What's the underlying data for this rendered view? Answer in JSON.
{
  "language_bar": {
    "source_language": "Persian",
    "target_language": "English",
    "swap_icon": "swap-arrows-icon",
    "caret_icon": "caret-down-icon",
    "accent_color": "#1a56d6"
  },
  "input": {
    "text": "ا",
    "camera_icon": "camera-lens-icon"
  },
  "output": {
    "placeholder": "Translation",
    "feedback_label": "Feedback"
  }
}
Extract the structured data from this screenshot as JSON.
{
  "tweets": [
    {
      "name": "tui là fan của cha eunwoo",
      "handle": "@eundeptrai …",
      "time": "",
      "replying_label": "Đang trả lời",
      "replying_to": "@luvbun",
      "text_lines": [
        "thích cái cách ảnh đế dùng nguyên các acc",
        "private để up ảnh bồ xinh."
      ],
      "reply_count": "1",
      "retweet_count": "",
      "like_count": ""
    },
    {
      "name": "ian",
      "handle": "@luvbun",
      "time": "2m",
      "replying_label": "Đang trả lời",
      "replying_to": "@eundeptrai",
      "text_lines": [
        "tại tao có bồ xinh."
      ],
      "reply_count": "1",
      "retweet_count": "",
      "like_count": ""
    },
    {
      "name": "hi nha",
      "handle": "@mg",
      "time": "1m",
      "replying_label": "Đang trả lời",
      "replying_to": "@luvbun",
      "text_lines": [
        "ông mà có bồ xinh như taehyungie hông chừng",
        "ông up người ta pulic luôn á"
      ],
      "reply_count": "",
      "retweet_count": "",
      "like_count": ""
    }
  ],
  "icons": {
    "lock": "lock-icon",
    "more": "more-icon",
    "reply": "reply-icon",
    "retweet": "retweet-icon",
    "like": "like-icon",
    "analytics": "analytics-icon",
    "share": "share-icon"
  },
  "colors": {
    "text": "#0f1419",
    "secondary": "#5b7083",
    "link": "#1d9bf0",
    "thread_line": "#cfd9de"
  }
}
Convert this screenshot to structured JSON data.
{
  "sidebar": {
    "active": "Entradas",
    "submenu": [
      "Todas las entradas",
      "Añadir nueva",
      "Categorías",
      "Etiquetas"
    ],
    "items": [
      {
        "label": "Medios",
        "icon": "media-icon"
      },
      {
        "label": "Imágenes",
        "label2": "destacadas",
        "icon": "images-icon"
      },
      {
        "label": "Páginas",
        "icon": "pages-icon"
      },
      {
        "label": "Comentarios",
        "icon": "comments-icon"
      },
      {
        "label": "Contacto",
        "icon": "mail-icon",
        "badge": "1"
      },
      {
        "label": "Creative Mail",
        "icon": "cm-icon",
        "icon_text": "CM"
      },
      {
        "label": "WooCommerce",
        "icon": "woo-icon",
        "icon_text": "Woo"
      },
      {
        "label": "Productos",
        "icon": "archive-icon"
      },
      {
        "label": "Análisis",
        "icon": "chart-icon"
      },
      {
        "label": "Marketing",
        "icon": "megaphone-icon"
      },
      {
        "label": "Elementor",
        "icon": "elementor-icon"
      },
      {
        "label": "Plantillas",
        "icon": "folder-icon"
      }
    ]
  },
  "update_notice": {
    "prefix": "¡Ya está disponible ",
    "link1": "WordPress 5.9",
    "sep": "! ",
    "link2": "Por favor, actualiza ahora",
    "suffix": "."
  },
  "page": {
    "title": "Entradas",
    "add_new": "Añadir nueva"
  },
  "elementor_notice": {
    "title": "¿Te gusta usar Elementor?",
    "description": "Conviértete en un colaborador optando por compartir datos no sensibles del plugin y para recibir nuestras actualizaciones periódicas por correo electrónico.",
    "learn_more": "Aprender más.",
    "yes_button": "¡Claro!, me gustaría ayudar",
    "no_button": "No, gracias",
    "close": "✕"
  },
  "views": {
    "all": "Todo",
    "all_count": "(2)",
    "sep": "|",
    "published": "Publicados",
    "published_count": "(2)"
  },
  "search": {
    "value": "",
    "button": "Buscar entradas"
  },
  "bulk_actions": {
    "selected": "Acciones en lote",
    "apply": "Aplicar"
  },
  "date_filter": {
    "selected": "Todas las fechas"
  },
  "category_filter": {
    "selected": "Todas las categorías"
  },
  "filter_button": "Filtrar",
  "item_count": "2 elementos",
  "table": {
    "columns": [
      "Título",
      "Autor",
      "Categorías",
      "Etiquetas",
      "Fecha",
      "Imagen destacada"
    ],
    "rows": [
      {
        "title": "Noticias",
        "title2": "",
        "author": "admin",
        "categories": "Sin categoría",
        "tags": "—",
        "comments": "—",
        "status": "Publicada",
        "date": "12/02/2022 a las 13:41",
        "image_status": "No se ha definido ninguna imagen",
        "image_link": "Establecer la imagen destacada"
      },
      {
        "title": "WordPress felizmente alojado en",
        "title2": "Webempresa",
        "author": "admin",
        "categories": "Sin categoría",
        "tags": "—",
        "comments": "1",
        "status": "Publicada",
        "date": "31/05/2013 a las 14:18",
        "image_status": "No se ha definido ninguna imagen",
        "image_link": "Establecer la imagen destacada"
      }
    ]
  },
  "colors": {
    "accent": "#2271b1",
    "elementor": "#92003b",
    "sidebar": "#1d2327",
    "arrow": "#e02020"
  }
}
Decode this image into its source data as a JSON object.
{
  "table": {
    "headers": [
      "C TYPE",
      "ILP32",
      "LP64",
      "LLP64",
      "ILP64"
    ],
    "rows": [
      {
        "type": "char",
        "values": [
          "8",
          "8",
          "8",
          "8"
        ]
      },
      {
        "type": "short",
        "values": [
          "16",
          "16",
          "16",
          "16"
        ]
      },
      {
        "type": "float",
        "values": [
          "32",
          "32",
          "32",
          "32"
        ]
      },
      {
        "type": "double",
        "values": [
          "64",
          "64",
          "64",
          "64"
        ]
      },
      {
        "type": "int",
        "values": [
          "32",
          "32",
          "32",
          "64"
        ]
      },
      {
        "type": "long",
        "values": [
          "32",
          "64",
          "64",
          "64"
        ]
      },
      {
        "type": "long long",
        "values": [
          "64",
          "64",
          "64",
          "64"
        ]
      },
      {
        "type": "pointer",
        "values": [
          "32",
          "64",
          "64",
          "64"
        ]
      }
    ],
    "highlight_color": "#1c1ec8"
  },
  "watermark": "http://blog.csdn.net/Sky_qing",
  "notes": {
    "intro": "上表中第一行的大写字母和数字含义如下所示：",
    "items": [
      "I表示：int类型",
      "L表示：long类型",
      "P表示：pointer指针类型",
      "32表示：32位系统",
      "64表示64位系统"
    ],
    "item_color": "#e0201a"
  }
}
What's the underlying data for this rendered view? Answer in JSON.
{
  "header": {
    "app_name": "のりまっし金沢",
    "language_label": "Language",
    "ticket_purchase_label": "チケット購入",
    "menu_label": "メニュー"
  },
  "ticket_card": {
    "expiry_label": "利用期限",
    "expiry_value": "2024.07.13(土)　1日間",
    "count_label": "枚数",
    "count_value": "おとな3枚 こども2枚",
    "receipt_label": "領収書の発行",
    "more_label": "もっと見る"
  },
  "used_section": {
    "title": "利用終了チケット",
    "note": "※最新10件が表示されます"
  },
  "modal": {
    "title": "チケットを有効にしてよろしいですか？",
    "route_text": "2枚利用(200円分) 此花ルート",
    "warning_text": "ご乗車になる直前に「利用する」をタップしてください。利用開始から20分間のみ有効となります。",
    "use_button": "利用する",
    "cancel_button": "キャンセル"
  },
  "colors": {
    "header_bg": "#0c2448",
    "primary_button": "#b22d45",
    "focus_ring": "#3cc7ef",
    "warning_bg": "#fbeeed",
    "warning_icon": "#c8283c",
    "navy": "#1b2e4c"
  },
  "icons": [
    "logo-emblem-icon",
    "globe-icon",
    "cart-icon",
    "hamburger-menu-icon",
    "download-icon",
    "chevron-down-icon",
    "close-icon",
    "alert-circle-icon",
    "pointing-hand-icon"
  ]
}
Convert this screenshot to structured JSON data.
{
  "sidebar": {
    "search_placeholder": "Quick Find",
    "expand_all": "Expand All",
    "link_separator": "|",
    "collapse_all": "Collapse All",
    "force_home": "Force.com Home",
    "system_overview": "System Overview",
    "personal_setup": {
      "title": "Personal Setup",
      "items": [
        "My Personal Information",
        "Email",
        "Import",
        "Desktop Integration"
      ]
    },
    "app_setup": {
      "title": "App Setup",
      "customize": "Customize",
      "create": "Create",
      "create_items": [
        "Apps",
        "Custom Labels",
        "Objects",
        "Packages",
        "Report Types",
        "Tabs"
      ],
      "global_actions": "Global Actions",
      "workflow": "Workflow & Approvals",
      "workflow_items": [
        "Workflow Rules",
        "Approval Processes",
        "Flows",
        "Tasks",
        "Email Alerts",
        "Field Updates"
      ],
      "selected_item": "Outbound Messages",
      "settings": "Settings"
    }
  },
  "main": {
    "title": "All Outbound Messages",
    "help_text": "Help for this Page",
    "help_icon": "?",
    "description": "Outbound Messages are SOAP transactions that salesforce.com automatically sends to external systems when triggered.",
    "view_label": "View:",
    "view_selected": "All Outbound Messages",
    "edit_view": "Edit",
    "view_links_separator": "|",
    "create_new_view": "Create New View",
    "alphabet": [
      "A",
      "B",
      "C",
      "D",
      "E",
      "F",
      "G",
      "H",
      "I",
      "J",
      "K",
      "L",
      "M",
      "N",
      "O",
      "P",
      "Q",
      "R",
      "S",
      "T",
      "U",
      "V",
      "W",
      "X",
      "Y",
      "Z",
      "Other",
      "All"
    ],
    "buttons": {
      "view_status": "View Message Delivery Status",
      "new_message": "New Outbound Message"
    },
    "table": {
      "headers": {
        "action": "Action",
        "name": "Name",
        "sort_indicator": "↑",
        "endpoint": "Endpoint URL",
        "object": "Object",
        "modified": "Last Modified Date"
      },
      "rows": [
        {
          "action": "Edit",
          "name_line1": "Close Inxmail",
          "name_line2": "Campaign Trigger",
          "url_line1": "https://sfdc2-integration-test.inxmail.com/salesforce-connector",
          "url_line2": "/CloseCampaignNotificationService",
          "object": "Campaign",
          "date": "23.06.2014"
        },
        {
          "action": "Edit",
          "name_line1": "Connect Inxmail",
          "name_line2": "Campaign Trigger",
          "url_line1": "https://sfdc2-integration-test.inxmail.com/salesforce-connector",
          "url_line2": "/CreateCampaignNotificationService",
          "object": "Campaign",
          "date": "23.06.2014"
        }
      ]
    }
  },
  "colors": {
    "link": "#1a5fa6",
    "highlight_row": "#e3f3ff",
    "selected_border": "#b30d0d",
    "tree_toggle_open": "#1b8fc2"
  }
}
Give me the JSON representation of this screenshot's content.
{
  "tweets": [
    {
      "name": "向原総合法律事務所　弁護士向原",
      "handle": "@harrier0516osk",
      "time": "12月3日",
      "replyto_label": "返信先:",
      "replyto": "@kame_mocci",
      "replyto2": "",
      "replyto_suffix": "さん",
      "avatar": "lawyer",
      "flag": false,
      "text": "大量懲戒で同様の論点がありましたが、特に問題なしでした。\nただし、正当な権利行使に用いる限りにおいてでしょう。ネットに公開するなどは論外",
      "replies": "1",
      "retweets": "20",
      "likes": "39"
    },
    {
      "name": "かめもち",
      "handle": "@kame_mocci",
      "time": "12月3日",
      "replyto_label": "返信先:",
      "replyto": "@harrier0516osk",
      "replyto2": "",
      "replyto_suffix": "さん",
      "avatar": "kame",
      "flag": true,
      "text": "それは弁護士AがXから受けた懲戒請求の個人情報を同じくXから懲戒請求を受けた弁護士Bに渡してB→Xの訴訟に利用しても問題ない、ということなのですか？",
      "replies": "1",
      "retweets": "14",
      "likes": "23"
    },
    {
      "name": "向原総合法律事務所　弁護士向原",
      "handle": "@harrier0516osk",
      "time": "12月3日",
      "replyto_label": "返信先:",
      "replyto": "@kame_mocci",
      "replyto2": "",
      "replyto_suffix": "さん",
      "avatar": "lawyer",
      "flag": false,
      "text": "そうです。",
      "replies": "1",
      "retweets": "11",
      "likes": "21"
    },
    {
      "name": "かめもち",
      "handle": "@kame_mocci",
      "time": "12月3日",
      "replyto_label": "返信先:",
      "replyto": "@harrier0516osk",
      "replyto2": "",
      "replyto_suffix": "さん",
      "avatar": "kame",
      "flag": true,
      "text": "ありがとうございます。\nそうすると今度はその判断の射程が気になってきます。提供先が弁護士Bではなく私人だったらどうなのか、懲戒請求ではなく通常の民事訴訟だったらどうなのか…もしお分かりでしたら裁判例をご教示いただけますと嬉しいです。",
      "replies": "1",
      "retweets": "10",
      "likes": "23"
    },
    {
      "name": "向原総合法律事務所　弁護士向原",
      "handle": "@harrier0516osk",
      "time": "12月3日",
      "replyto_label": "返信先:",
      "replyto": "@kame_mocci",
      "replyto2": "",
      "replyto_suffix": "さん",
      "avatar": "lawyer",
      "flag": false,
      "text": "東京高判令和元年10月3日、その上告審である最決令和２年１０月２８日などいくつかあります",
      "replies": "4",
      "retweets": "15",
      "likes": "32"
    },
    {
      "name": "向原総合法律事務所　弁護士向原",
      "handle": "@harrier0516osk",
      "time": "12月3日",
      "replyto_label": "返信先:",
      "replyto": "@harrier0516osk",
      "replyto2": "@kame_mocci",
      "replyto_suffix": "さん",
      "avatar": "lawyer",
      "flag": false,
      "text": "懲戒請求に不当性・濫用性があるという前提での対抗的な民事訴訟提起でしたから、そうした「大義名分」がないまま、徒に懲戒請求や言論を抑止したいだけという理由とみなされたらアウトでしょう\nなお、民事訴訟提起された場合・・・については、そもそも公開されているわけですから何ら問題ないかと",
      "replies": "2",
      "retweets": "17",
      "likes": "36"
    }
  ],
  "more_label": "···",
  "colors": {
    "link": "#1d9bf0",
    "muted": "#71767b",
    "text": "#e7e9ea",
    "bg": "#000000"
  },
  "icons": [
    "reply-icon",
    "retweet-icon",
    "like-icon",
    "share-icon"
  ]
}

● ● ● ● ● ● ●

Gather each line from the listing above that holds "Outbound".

### Task result
      "selected_item": "Outbound Messages",
    "title": "All Outbound Messages",
    "description": "Outbound Messages are SOAP transactions that salesforce.com automatically sends to external systems when triggered.",
    "view_selected": "All Outbound Messages",
      "new_message": "New Outbound Message"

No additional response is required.